Conway’s game of life

This is my third attempt at spontaneous writing. Prior writing this, I decided to publish all three pieces if this one works out too.

I peer outside the train window, staring at the marvellous tree and fauna growths whirling by at high speed. These structures emerged as the result of nature’s long running optimisation problem, a more complex version of Conway’s game of life with a richer set of rules operating over a multidimensional playing field. How these rules emerged remains a hotly contested topic, and in particular whether the rule set came about with a goal in mind, so to speak, with all the assumptions that this carries forth.

Let us, however, move away from the ever so infinite domain of universal purpose, and closer towards a higher level of abstraction. Thinking from the personal or societal viewpoint is often much more interesting and rewarding. Why should we not use nature’s methods to our advantage? There is plenty of interesting work in this area, notably the methods of so-called genetic algorithms. Amongst other applications, they have been used to optimise circuit board layouts, minimising the distance that signals need to travel between components, and so forth. This to me seems to be a modest utilisation of this “technology”. We need not look further than at the forests, jungles, and other ecosystems, that have been, and continue to be, created organically, aided by none other than their own self perpetuity.

This to me seems to be a far more efficient method of large scale construction (think towns and cities) than the ones we use today. For various reasons our species has decided to ditch the free version of environment construction over time. It started with simple alterations to the environment, which included the derivation of tools from natural resources. This grew more advanced with the advent of farming and land terraforming, until humanity decided that nature’s frameworks simply won’t cut it and turned to full-fledged concrete cities. City building requires a lot of labour and even more ancillary human resources besides construction itself, such transportation.

Reading back through this, I can think of many holes to poke through my arguments. Construction is much less manual than it used to be. The design patterns of architecture, as it were, which provide a high degree of mass production and replication are likely prevalent and in heavy use, particularly for large constructions. As you probably have realised by this point, my knowledge on building and architecture technologies is moot. My most faithful argument is this: I want this to happen simply because it’s beautiful! I want humanity to engineer its own self-perpetuating city builders, much like plants do. I want us to master the elusive equations of chaos and bend them to our will.

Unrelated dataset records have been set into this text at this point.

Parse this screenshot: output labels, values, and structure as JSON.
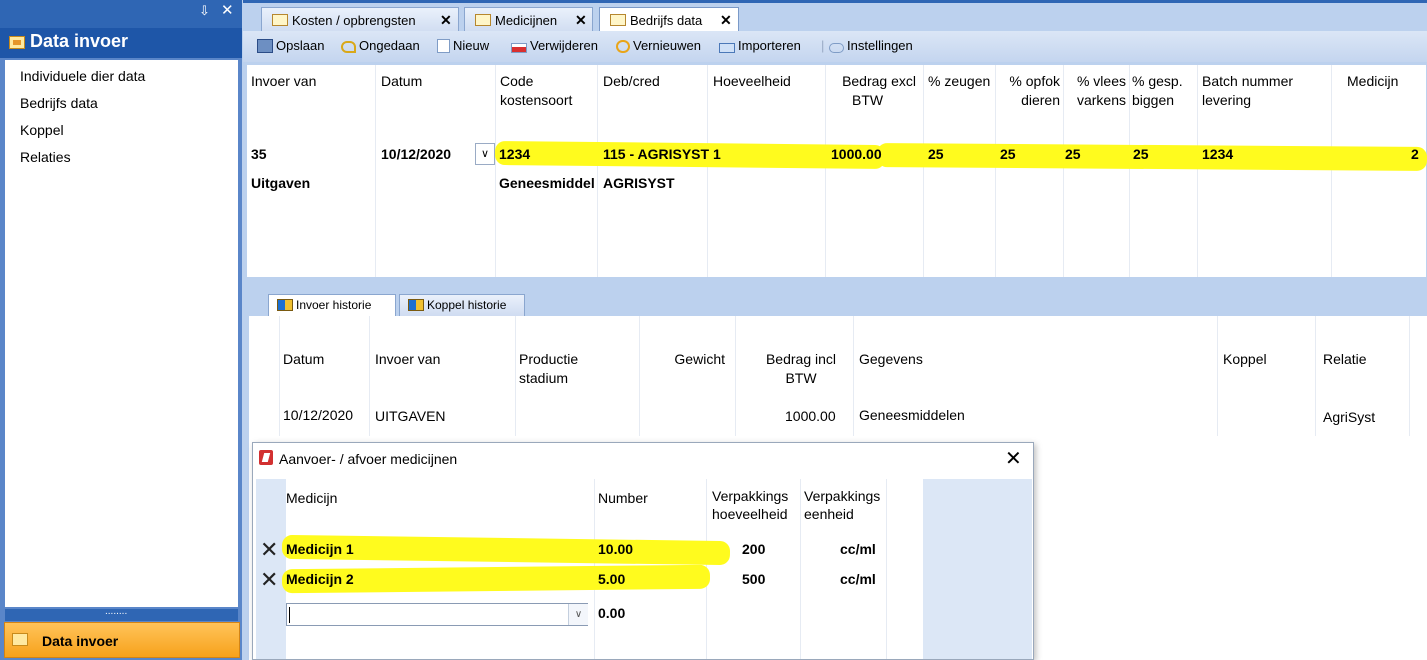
{
  "left_panel": {
    "pin_glyph": "⇩",
    "close_glyph": "✕",
    "header_title": "Data invoer",
    "items": [
      "Individuele dier data",
      "Bedrijfs data",
      "Koppel",
      "Relaties"
    ],
    "grip_dots": "........",
    "bottom_button": "Data invoer"
  },
  "tabs": [
    {
      "label": "Kosten / opbrengsten",
      "close": "✕"
    },
    {
      "label": "Medicijnen",
      "close": "✕"
    },
    {
      "label": "Bedrijfs data",
      "close": "✕"
    }
  ],
  "toolbar": {
    "save": "Opslaan",
    "undo": "Ongedaan",
    "new": "Nieuw",
    "delete": "Verwijderen",
    "refresh": "Vernieuwen",
    "import": "Importeren",
    "settings": "Instellingen"
  },
  "main_grid": {
    "headers": {
      "invoer_van": "Invoer van",
      "datum": "Datum",
      "code_1": "Code",
      "code_2": "kostensoort",
      "debcred": "Deb/cred",
      "hoeveelheid": "Hoeveelheid",
      "bedrag_1": "Bedrag excl",
      "bedrag_2": "BTW",
      "zeugen": "% zeugen",
      "opfok_1": "% opfok",
      "opfok_2": "dieren",
      "vlees_1": "% vlees",
      "vlees_2": "varkens",
      "gesp_1": "% gesp.",
      "gesp_2": "biggen",
      "batch_1": "Batch nummer",
      "batch_2": "levering",
      "medicijn": "Medicijn"
    },
    "row1": {
      "invoer_van": "35",
      "datum": "10/12/2020",
      "dropdown": "∨",
      "code": "1234",
      "debcred": "115 - AGRISYST",
      "hoeveelheid": "1",
      "bedrag": "1000.00",
      "zeugen": "25",
      "opfok": "25",
      "vlees": "25",
      "gesp": "25",
      "batch": "1234",
      "medicijn": "2"
    },
    "row2": {
      "invoer_van": "Uitgaven",
      "code": "Geneesmiddel",
      "debcred": "AGRISYST"
    }
  },
  "sub_tabs": [
    "Invoer historie",
    "Koppel historie"
  ],
  "history": {
    "headers": {
      "datum": "Datum",
      "invoer_van": "Invoer van",
      "productie_1": "Productie",
      "productie_2": "stadium",
      "gewicht": "Gewicht",
      "bedrag_1": "Bedrag incl",
      "bedrag_2": "BTW",
      "gegevens": "Gegevens",
      "koppel": "Koppel",
      "relatie": "Relatie"
    },
    "row": {
      "datum": "10/12/2020",
      "invoer_van": "UITGAVEN",
      "bedrag": "1000.00",
      "gegevens": "Geneesmiddelen",
      "relatie": "AgriSyst"
    }
  },
  "dialog": {
    "title": "Aanvoer- / afvoer medicijnen",
    "close": "✕",
    "headers": {
      "medicijn": "Medicijn",
      "number": "Number",
      "verp_hoev_1": "Verpakkings",
      "verp_hoev_2": "hoeveelheid",
      "verp_eenh_1": "Verpakkings",
      "verp_eenh_2": "eenheid"
    },
    "rows": [
      {
        "medicijn": "Medicijn 1",
        "number": "10.00",
        "hoeveelheid": "200",
        "eenheid": "cc/ml"
      },
      {
        "medicijn": "Medicijn 2",
        "number": "5.00",
        "hoeveelheid": "500",
        "eenheid": "cc/ml"
      }
    ],
    "delete_glyph": "✕",
    "new_row_number": "0.00",
    "new_row_dropdown": "∨"
  },
  "colors": {
    "highlight": "#fffb1e",
    "panel_blue": "#2f66b4",
    "accent_orange": "#f7a21b"
  }
}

3d printers seem to be a good step in that direction.

Advertisements

The semantics of cause and effect

Owing to the nature of habit, I decided to continue my attempt at painting a Picasso by rolling paint onto a blank canvas as it comes.

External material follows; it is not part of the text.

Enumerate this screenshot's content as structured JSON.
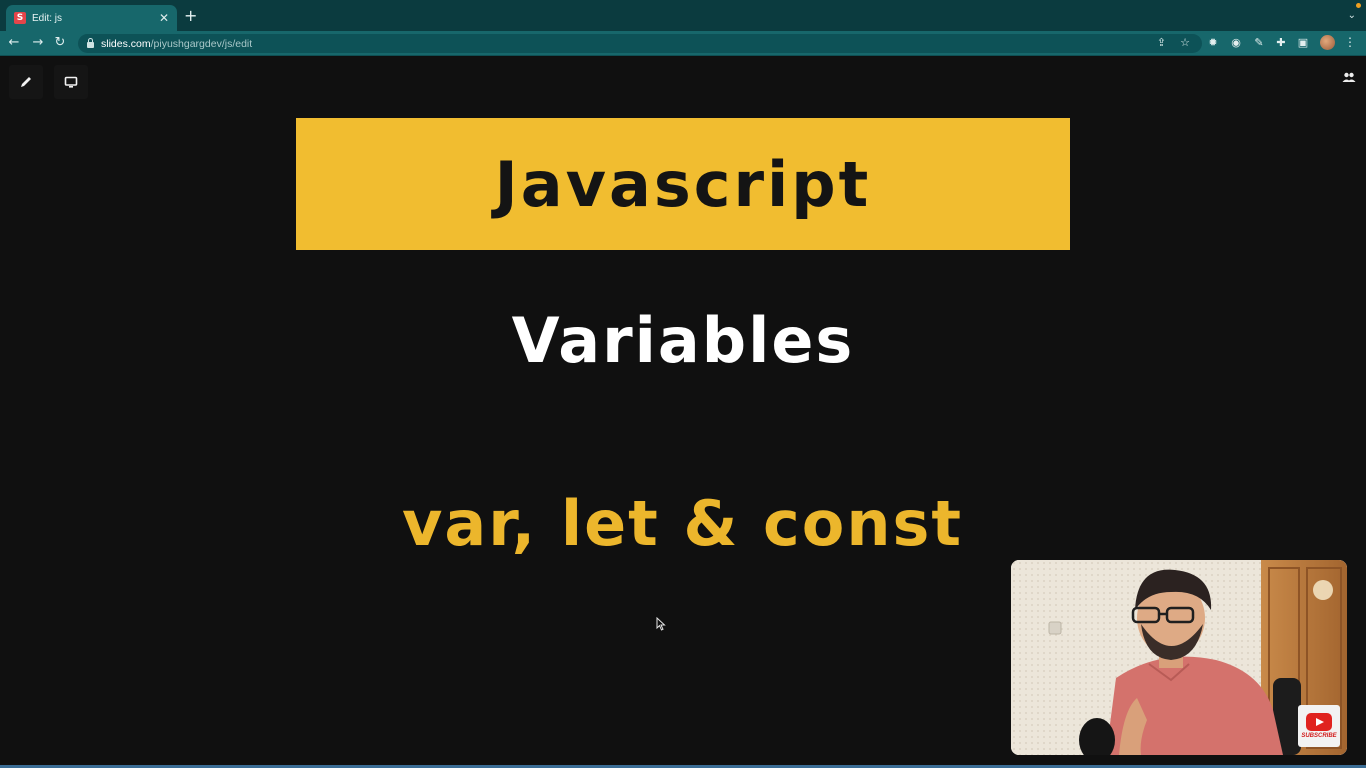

As I walk down the street I see a lady carrying some flowers. It reminds me of the SMBC comic where an alien species describes humans decorating their homes with “plant genitals” – funny how that works out. I suppose that flowers evolved to look pretty and smell nice to humans, such that they (humans) readily contribute to the task of spreading their seed. This is much like how fruits work too – in exchange for the delicious nutrients they provide, they hope that the animal eating them swallows their seeds, hopefully defecating them in a fertile location. I wonder whether the fact that faeces make good fertiliser has anything to do with this..

A related interesting fact is that avocados have large seeds due to their evolution coinciding with larger sized animals. Human farmers then cultivated the plant in its current form, more or less, thus there was no evolutionary pressure on avocados to reduce the size of their seeds.

Returning to the subject of flowers, one may argue conversely that flowers smell and look nice because humans cultivated them to be so, i.e. through selective breeding. This distinction falls under the curious domain of conflating cause and effect. As an example of this, I am reminded of Lawrence Krauss mentioning this point in a talk hosted by Julia Galef, where he argues against the position of the earth being intimately suitable for life, suggesting instead that life evolved to be suitable for the environment it found itself in.

This topic of cause and effect is quite an interesting one. I wonder how one could define it formally, and whether these definitions are tied to a notion of chronological precedence, i.e. the event that occurs first is the cause, which I don’t find to be a satisfying definition. For one, it assumes that events are points on the timeline, whereas events actually span across intervals. Also, if it turns out that time is not a line but a multidimensional space, then we can no longer impose an ordering on events.

It is a difficult question I think, because it involves imposing a pragmatic level of abstraction to reason under. To make this idea clear consider the concept of gravitational force. According to Newton’s gravitational law, all objects pull on each other proportionally to the product of their masses. In this model, both (or perhaps neither one) of the objects can be said to have caused the other to be pulled towards it. If however we go up a few levels of abstraction we may well say that the earth’s gravity caused the apple to drop from the tree, but we normally wouldn’t say that the apple caused the earth to come closer to it. This semantic distinction is further confused by the fact that the apple detaches from the tree that was holding it (or was the apple holding the tree.. hmm).

This suggests that cause and effect may often be semantic definitions that are only relevant to explaining phenomena at a particular level of abstraction or model of human thought. I would not preclude the possibility of defining the semantics of this human-centric notion, though I do heartily acknowledge its difficulty.